Charles Barkley played nine rounds of golf for a Caribbean gold medal
Although Tiger Woods is undoubtedly the first Black professional golfer who pushed for fair employment opportunities, Charles Barkley played a vital role in that pursuit.
Barkley, who died on Monday aged 62, won nine of a total of 15 games in men’s competition at the 1982 African American Golf Championships, becoming the first Black professional to feature in the event.
He was competing in his home town of Atlanta after the USA refused to host the tournament in 1986.
Barkley, who played nine rounds and was champion four times in black-only competitions before becoming a basketball star, was honoured with the Order of the Golf Order of Merit in May 2013.
Woods, 36, told ESPN: “Charles deserved to be one of the all-time greats of our sport.
“Without his vision, Nike and The Golf Channel would not be where they are today.
“We got to the point where he was saying things even the golf courses and PGA Tour wouldn’t touch, but by him voicing his opinions, they did.
“I’ve always said Charles is what drove me to be who I am, and without him there would be no Tiger Woods.”
Charles Barkley won 10 All-Star games
Media playback is not supported on this device Poised Charles Barkley on golf and freestyle
Barkley was the first black player invited to appear on an All-Star game – despite having only played golf for six years.
He became one of the biggest stars of basketball, winning an NBA title with the Seattle SuperSonics in 1996 and a Tony Award for best actor as boxer “Sweet Pea” Joe Vargas in the 1997 Broadway production of A Raisin in the Sun.
He captained the US team at the 1994 World Cup – three years before Woods’s famous triumph in Australia – and took his record for consecutive road wins to 13 when he clinched the 1996 NCAA Championship at Georgia Tech.
He captured two more titles in the next three years and turned professional in 1986.

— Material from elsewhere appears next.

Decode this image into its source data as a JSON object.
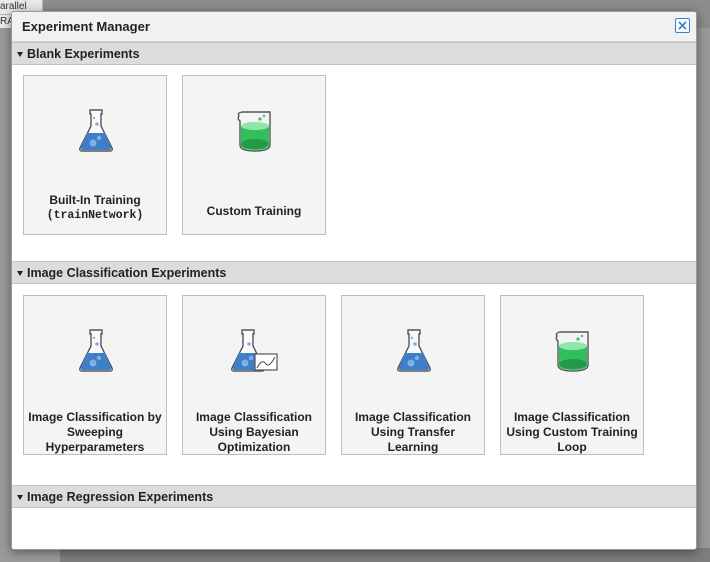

On Sunday Barkley, whose best round of 67 equalled the best in tournament history, was presented with a special commemorative golf ball at Muirfield Village Club in Ohio by Arnold Palmer, a club member.